“I didn’t even pay attention. Maybe it’ll miss them.” He pointed toward the top of the thunderhead. “See what looks like an anvil at the top?”
Cecilia nodded, her eyes red. Her brow creased with worry as she looked where he was pointing.
“If you watch that, it’ll tell you which way the storm is going. Right now, it’s going northeast, but by the angle, it looks like it may make a more eastern track, and if that’s the case, your parents should be okay. There’s nothing south of Fox Lake, so if it goes that way, it’ll just hit some open farmland.”
“I hope you’re right, Ry.”
A flash of lightning and an instant clap of thunder rumbled nearby and Ryan pushed Cecilia back inside, slamming the door. “Holy shit, that came out of nowhere.” Grabbing his scanner, he turned it on. No one had paged him to get out and spot, but maybe someone in Grant County was out and reporting the situation. There was nothing but dead air and Ryan focused back on the TV.

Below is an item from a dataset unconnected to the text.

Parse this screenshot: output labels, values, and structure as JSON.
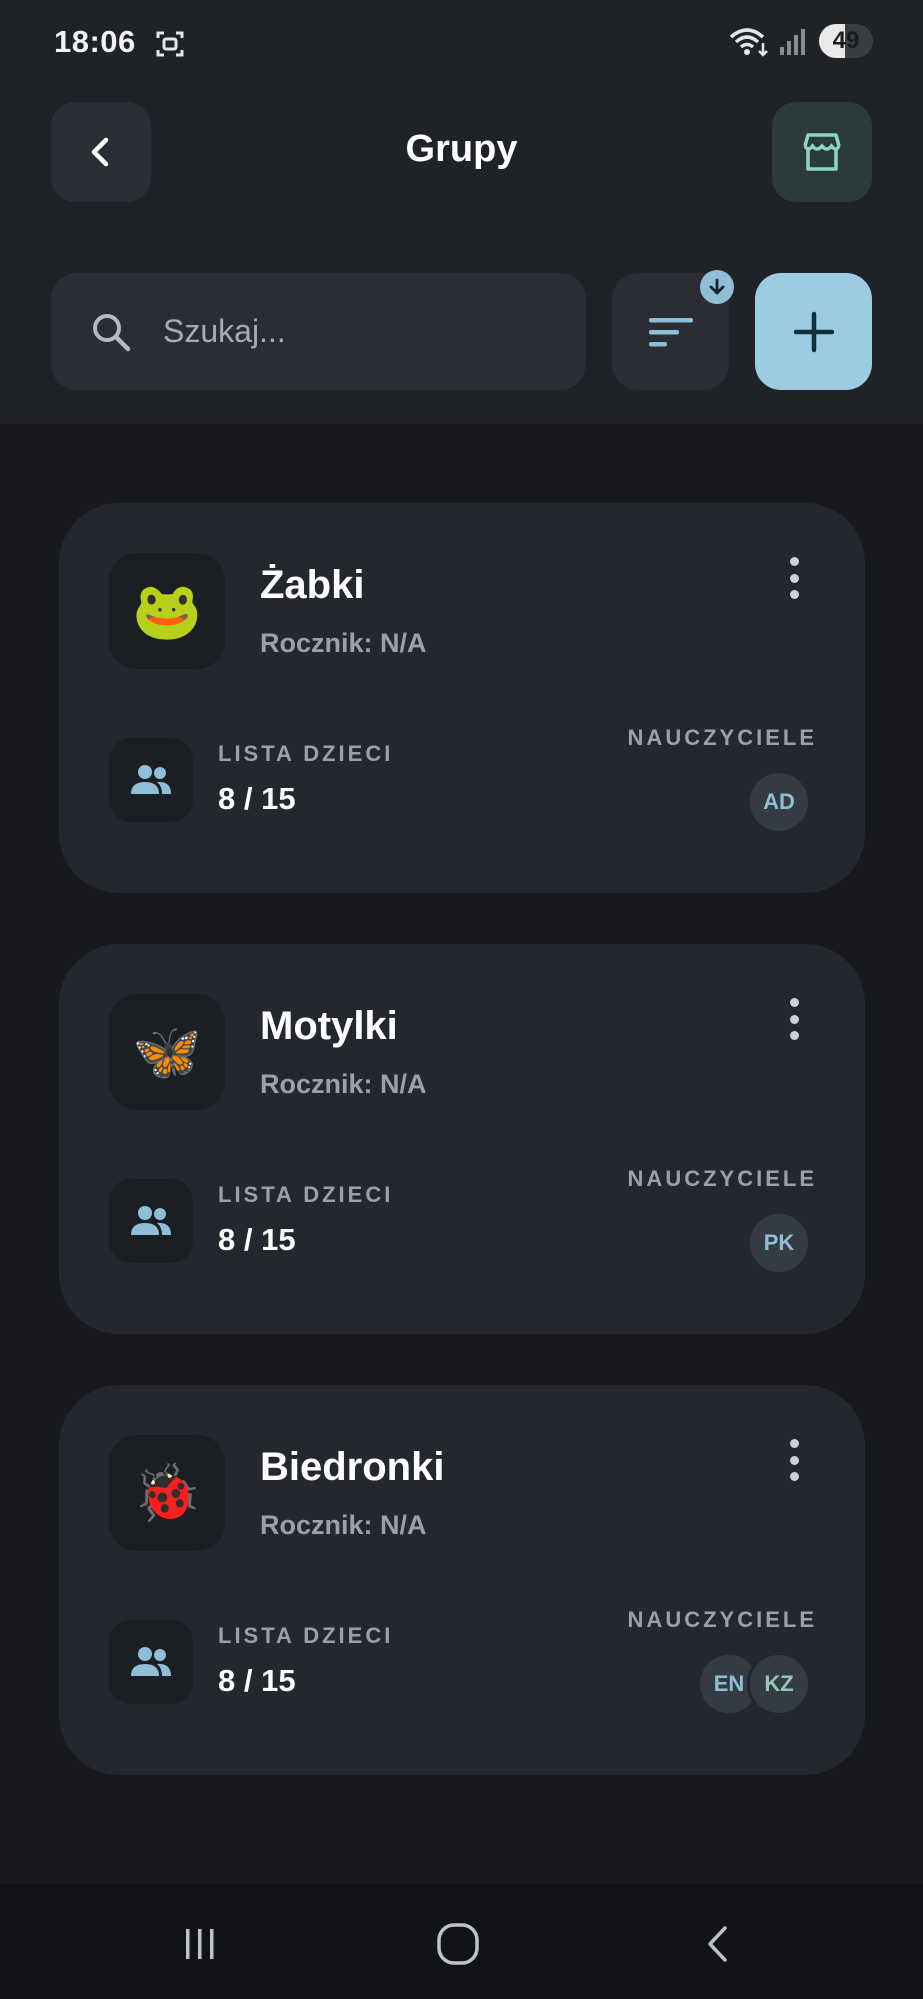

“We are hearing reports that Fox Lake and Grant County is without power. We are unable to make contact with our storm chaser, but we are tracking the super cell on the doppler, and it looks to miss Fox Lake to the south.”

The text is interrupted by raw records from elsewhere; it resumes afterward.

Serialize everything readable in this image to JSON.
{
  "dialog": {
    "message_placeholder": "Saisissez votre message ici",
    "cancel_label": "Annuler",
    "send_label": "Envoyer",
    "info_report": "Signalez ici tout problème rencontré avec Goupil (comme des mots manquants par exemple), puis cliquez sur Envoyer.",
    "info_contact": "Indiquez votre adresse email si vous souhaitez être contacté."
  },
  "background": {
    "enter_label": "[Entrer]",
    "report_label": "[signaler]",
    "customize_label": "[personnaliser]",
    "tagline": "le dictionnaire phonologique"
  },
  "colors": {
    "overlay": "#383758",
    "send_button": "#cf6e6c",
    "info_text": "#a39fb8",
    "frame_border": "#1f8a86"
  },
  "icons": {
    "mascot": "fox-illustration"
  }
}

Cecilia relaxed some, but she didn’t move from the front of the television. Ryan scanned the frequencies on the scanner, only able to pick up bits and pieces of conversations, most from departments not even related to Grant County and Fox Lake. Their electricity flickered but stayed on, and Tye stood at the foot of the stairs, clutching a stuffed teddy bear as he rubbed his eyes.
“Daddy, I’m scared.” He was still half asleep, but another flash of lightning and clap of thunder shook the whole house, making him jump into Ryan’s arms.

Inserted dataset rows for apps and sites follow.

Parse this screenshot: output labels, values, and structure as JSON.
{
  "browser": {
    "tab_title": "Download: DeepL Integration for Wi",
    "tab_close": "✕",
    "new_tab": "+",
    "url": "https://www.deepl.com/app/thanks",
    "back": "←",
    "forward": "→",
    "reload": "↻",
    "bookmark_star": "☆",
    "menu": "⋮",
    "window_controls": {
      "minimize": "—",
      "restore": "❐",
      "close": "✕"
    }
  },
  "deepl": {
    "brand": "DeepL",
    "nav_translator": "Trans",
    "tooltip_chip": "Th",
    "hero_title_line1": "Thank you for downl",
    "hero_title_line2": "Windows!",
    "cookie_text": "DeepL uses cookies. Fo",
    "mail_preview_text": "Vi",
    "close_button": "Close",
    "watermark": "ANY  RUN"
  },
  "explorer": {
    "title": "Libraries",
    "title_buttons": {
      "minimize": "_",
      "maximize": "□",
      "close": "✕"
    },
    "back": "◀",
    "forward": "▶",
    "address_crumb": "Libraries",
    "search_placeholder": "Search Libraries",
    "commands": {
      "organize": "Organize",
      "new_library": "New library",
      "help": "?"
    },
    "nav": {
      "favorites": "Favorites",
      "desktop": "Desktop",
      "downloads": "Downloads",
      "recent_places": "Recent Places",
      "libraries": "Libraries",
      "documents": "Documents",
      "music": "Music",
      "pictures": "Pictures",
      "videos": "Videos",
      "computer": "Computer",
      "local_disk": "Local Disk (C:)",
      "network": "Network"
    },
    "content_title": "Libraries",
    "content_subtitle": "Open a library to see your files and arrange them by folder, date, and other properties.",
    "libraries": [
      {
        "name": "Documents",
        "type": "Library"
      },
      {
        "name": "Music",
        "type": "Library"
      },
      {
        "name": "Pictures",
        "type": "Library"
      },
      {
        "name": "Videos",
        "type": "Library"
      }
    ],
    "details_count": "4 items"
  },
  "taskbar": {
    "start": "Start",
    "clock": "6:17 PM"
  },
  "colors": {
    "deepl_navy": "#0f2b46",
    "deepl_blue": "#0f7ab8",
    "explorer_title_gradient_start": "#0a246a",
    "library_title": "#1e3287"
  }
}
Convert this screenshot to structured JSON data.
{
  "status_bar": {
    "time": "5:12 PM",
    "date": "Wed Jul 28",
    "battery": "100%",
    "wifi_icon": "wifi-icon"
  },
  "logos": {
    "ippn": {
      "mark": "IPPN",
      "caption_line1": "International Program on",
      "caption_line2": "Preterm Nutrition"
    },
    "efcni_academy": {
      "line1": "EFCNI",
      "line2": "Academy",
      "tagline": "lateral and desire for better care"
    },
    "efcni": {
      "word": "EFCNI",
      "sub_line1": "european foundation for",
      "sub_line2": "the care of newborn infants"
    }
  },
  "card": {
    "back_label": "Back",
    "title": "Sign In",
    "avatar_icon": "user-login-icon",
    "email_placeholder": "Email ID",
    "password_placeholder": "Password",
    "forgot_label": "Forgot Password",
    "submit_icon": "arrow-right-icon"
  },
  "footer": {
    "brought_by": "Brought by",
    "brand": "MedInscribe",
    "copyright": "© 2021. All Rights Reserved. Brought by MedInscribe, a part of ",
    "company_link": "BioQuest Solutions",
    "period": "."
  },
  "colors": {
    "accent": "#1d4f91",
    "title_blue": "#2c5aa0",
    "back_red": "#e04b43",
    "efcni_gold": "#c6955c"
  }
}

“It’s just a storm, Ty. Everything will be okay.”
“It’s loud. How come it’s not raining?”
Ryan didn’t answer his son. He continued to try and find a weather report, but was unsuccessful. It was a typical storm for the area, mainly electrical with high winds and a small sprinkling of rain, but with Cecilia’s family possibly in the path, there was a sense of urgency to find out more.
“The National Weather Service has now downgraded the storm in Grant County to a thunderstorm warning. It is still very dangerous, but we are happy to report that it missed Fox Lake and is now dissipating.”
“Oh, thank God!” Cecilia laughed and took Ty from Ryan. “I’ll give it a few more minutes and try to call them to make sure. You were right, Ryan. I guess those storm spotting classes are paying off.”
Ryan went back on the porch. The dark clouds were fading and he could see a few stars showing through the haze. Doomsday Donald had been right – was this a small preview of what was to come? At least everyone had dodged a bullet. The smell of rain was refreshing, and it began to pour, splattering the wood at his feet. Rolling thunder and distant lightning accompanied the rainfall, demoting the severity to just a typical spring time weather pattern.
“Okay. Good. I’m glad y’all were able to get down into the cellar. I’m sure there will be plenty of insurance agents in the area.” Cecilia nodded to Ryan, holding Ty in one arm as she cradled her phone against her ear. All the tension on her face was gone. “Okay, Mom. Love you too. We’ll come by tomorrow.” She ended the call and slid the phone in her pocket.
“Well?” Ryan stepped forward, offering to take Ty, but the child had his face buried in Cecilia’s neck, unwilling to move.
“They got some hail and a little damage, but the house is fine. Can’t say the same about Dad’s truck.”
“That’s good. That was a nasty storm. They were lucky.”
“I told them we’d come over tomorrow. Things might look different when the sun comes up.”
Ryan nodded. “Sure. Anything we can do to help.” Turning his attention back out into the yard, he took in the fresh rain scent and humidity on his skin. “Sure is beautiful, isn’t it?” Glancing over his shoulder, he noticed he was alone. Cecilia had taken Tye back inside. Leaning on the porch railing, he skimmed his hand through some rain that had pooled on the wood. Mrs. McElroy’s words echoed in his head – they were overdue for another big one. Tonight wasn’t the night. Maybe this year wouldn’t be the year.